The opinion of the court was delivered by: Presiding Justice Geiger
THE COURT OF APPEALS OF THE STATE OF ILLINOIS
The respondent, Dorothy W., timely appeals from the circuit court's order of February 21, 1997, authorizing the involuntary administration of psychotropic medication to the respondent for up to 90 days pursuant to section 2--107.1 of the Mental Health and Developmental Disabilities Code (Code) (405 ILCS 5/2--107.1 (West 1996)). Following an evidentiary hearing on the petition to administer medication involuntarily, the court concluded that the State met its burden of showing, with clear and convincing evidence, that respondent did not have the capacity to make a reasoned decision whether the benefits of the medication outweighed its harm. The court stated its findings based on its consideration of the appropriate factors enumerated in section 2--107.1(a)(4) of the Code. 405 ILCS 5/2--107.1(a)(4) (West 1996). We affirm.
On appeal, the respondent argues that this court should adopt a de novo standard of review rather than the "manifestly erroneous" standard in reviewing this case and that the decision below merely involves a question of law. We disagree. This case involves the application of the appropriate legal standards to the disputed facts regarding the respondent's need for medication and her capacity to make a reasoned decision with respect to the advantages and disadvantages of taking the medication. The State must demonstrate, by means of clear and convincing evidence, the statutory bases for medicating the respondent involuntarily. In re Israel, 278 Ill. App. 3d 24, 35 (1996) (applying manifestly erroneous standard). The testimony was conflicting, and the court's decision is based on its findings of fact. The trial court chose to believe the testimony of the treating physician and enumerated its factual findings and its legal Conclusions.
The "manifestly erroneous" standard is well established in Illinois, and we see no compelling reason to alter it. In this type of case, a reviewing court will give great deference to the trial court's factual findings because the trial court stands in the best position to weigh the credibility of the witnesses. A reviewing court will not reverse a trial court's decision merely because it might have come to a different Conclusion; instead, the reviewing court will reverse the decision of the trial court only if it is manifestly erroneous. Israel, 278 Ill. App. 3d at 35; In re Kness, 277 Ill. App. 3d 711, 718 (1996); In re Schaap, 274 Ill. App. 3d 497, 502 (1995); In re Jeffers, 239 Ill. App. 3d 29, 35 (1992). This is the standard we apply.
The respondent next argues that the State failed to meet its burden of proof in showing the need for involuntary medication and the State failed to overcome the presumption that the respondent was competent to make medical decisions for herself. Again, we disagree.

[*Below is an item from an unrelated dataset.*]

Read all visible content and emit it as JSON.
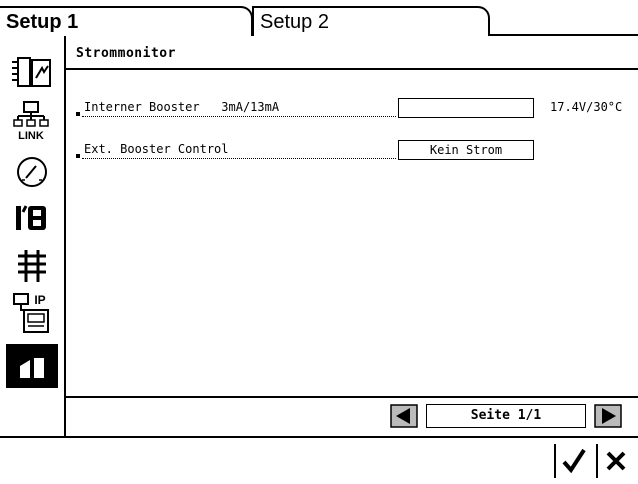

The trial court found that the respondent refused to receive the medication but could not articulate a reasoned decision for the refusal; she did not understand the risk/benefit analysis. She had never before complained of side effects and had merely refused because she was "not arrested on a mental case." The record discloses that her testimony was sometimes rambling or unresponsive to some of the questions posed and conflicted with that of the treating physician.
The treating physician testified that the respondent was diagnosed as a paranoid schizophrenic. She refused even to listen to his attempts to have her consider the benefits of the medication. She was charged with aggravated battery and attempted murder and had been found unfit to stand trial. She deteriorated after her previous medications were discontinued because of a legal time limitation. She became "isolative" and verbally aggressive with staff and peers and suffered wide mood swings. The physician and nurses regularly monitored her for side effects and had not observed any, nor had she complained of any.
The court found that the respondent had deteriorated in her ability to function; this deterioration was marked by her disruptive and aggressive behavior and her becoming "isolative." The less restrictive alternatives of individual and group therapy had been attempted but had not changed her condition. The court determined that the benefits of medication outweighed the harm despite the respondent's belated claim that the medication made her groggy or zombie-like.
Based on our careful review of the record, we cannot say that the trial court's decision to authorize the administration of the medication was manifestly erroneous or that there was any error committed that was "clearly evident, plain, and undisputable." Kness, 277 Ill. App. 3d at 718.
For the foregoing reasons, the Judgement of the circuit court of Kane County is affirmed.
BOWMAN and THOMAS, JJ., ...